Be thankful the holidays featuring turkey are nearly a year away, otherwise a recent accident at the Jennie-O turkey plant might inspire you to make it a tofurkey Thanksgiving. The Occupational Safety and Health Administration (OSHA) recently cited the Jennie-O Turkey Store with eleven safety violations. The citations came after an inspection of the plant which was triggered by a gruesome accident in July 2011. In the incident, an employee’s arm was severed below the shoulder after becoming entangled in an energized turkey shackle. The worker was working alone in a confined space, and after the accidental amputation, had to travel down a flight of stairs and across a production floor by himself to obtain help from a co-worker. Predominant among the citations were violations of safety standards for working in confined spaces. Such working conditions are present across a variety of industries and professions, and carry with it a number of safety concerns.
Carpal tunnel syndrome, an injury which affects the wrist and hands, continues to be one of the most commonly reported work-related injuries. The carpal tunnel is a narrow area of the wrist through which the median nerve and tendons pass from the arm into the hand. Repetitive motion or injury can cause this area to swell, putting pressure on the nerve and tendons, and causing carpal tunnel syndrome. Syndrome sufferers experience symptoms in the affected hand and wrist ranging from varying degrees of pain, reduced range of motion, tingling and/or loss of feeling, and even a total or near-total inability to use the affected hand altogether. As nearly every job function requires the use of the hands, often in repetitive motions like keyboard or tool use, this injury is responsible for an exceptionally large number of injuries in the work place. With so many workers facing this potentially debilitating injury, it can be helpful to understand what treatment options are available.

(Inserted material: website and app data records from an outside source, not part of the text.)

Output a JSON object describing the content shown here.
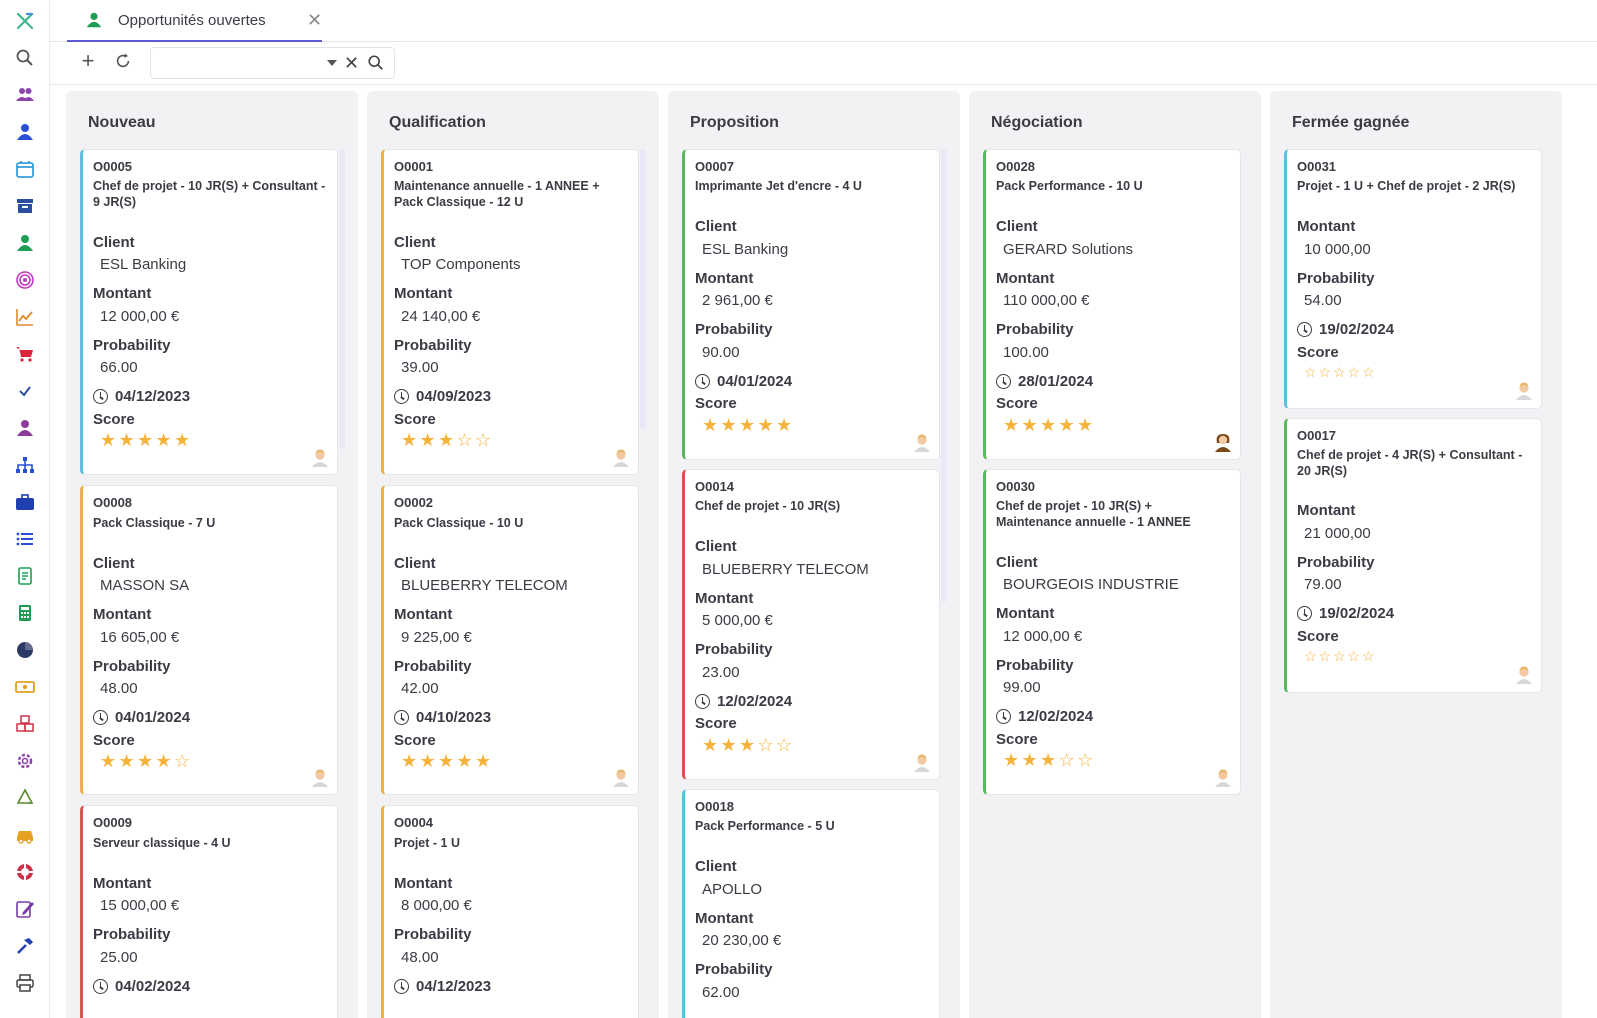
{
  "tab": {
    "label": "Opportunités ouvertes"
  },
  "toolbar": {
    "search_placeholder": ""
  },
  "labels": {
    "client": "Client",
    "montant": "Montant",
    "probability": "Probability",
    "score": "Score"
  },
  "colors": {
    "accent": "#5b5bd6",
    "star": "#f6b33b",
    "border_blue": "#5bc0de",
    "border_orange": "#f0ad4e",
    "border_green": "#5cb85c",
    "border_red": "#d9534f"
  },
  "sidebar_icons": [
    "app-logo-icon",
    "search-icon",
    "contacts-icon",
    "user-icon",
    "calendar-icon",
    "archive-icon",
    "user-green-icon",
    "target-icon",
    "chart-icon",
    "cart-icon",
    "check-icon",
    "user-purple-icon",
    "org-chart-icon",
    "briefcase-icon",
    "list-icon",
    "document-icon",
    "calculator-icon",
    "pie-chart-icon",
    "cash-icon",
    "boxes-icon",
    "gear-icon",
    "recycle-icon",
    "car-icon",
    "lifebuoy-icon",
    "edit-icon",
    "hammer-icon",
    "printer-icon"
  ],
  "columns": [
    {
      "title": "Nouveau",
      "cards": [
        {
          "ref": "O0005",
          "name": "Chef de projet - 10 JR(S) + Consultant - 9 JR(S)",
          "client": "ESL Banking",
          "montant": "12 000,00 €",
          "probability": "66.00",
          "date": "04/12/2023",
          "score": 5
        },
        {
          "ref": "O0008",
          "name": "Pack Classique - 7 U",
          "client": "MASSON SA",
          "montant": "16 605,00 €",
          "probability": "48.00",
          "date": "04/01/2024",
          "score": 4
        },
        {
          "ref": "O0009",
          "name": "Serveur classique - 4 U",
          "client": "",
          "montant": "15 000,00 €",
          "probability": "25.00",
          "date": "04/02/2024",
          "score": null
        }
      ]
    },
    {
      "title": "Qualification",
      "cards": [
        {
          "ref": "O0001",
          "name": "Maintenance annuelle - 1 ANNEE + Pack Classique - 12 U",
          "client": "TOP Components",
          "montant": "24 140,00 €",
          "probability": "39.00",
          "date": "04/09/2023",
          "score": 3
        },
        {
          "ref": "O0002",
          "name": "Pack Classique - 10 U",
          "client": "BLUEBERRY TELECOM",
          "montant": "9 225,00 €",
          "probability": "42.00",
          "date": "04/10/2023",
          "score": 5
        },
        {
          "ref": "O0004",
          "name": "Projet - 1 U",
          "client": "",
          "montant": "8 000,00 €",
          "probability": "48.00",
          "date": "04/12/2023",
          "score": null
        }
      ]
    },
    {
      "title": "Proposition",
      "cards": [
        {
          "ref": "O0007",
          "name": "Imprimante Jet d'encre - 4 U",
          "client": "ESL Banking",
          "montant": "2 961,00 €",
          "probability": "90.00",
          "date": "04/01/2024",
          "score": 5
        },
        {
          "ref": "O0014",
          "name": "Chef de projet - 10 JR(S)",
          "client": "BLUEBERRY TELECOM",
          "montant": "5 000,00 €",
          "probability": "23.00",
          "date": "12/02/2024",
          "score": 3
        },
        {
          "ref": "O0018",
          "name": "Pack Performance - 5 U",
          "client": "APOLLO",
          "montant": "20 230,00 €",
          "probability": "62.00",
          "date": "",
          "score": null
        }
      ]
    },
    {
      "title": "Négociation",
      "cards": [
        {
          "ref": "O0028",
          "name": "Pack Performance - 10 U",
          "client": "GERARD Solutions",
          "montant": "110 000,00 €",
          "probability": "100.00",
          "date": "28/01/2024",
          "score": 5
        },
        {
          "ref": "O0030",
          "name": "Chef de projet - 10 JR(S) + Maintenance annuelle - 1 ANNEE",
          "client": "BOURGEOIS INDUSTRIE",
          "montant": "12 000,00 €",
          "probability": "99.00",
          "date": "12/02/2024",
          "score": 3
        }
      ]
    },
    {
      "title": "Fermée gagnée",
      "cards": [
        {
          "ref": "O0031",
          "name": "Projet - 1 U + Chef de projet - 2 JR(S)",
          "client": "",
          "montant": "10 000,00",
          "probability": "54.00",
          "date": "19/02/2024",
          "score": 0
        },
        {
          "ref": "O0017",
          "name": "Chef de projet - 4 JR(S) + Consultant - 20 JR(S)",
          "client": "",
          "montant": "21 000,00",
          "probability": "79.00",
          "date": "19/02/2024",
          "score": 0
        }
      ]
    }
  ]
}
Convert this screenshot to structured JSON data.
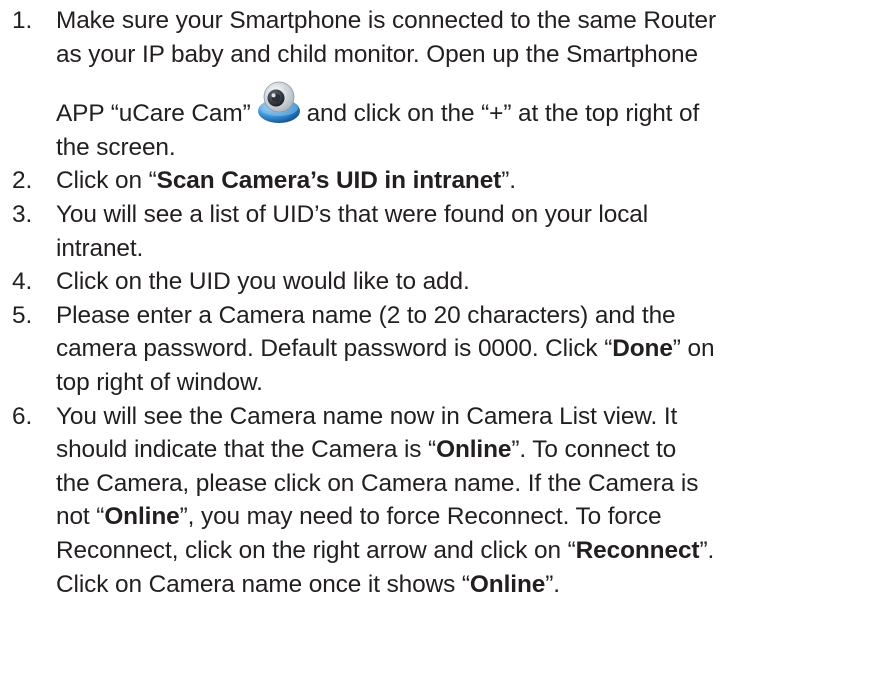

For the injured worker, achieving workers’ compensation benefits should be simple. Many, at first, assume it will require just a few phone calls and some paperwork. And yet, seldom is it as easy as it should be. The required red-tape can seem designed to discourage rather than help an injured worker. And this becomes even more complicated when your employer or workers’ compensation insurance provider opposes your claim. Each claim costs them money, and regardless of how justified your claim, their policy is often to automatically block or limit it. In fact, a recent case in Illinois highlighted too well the type of tangled ploys an injured worker can face when fighting for their benefits.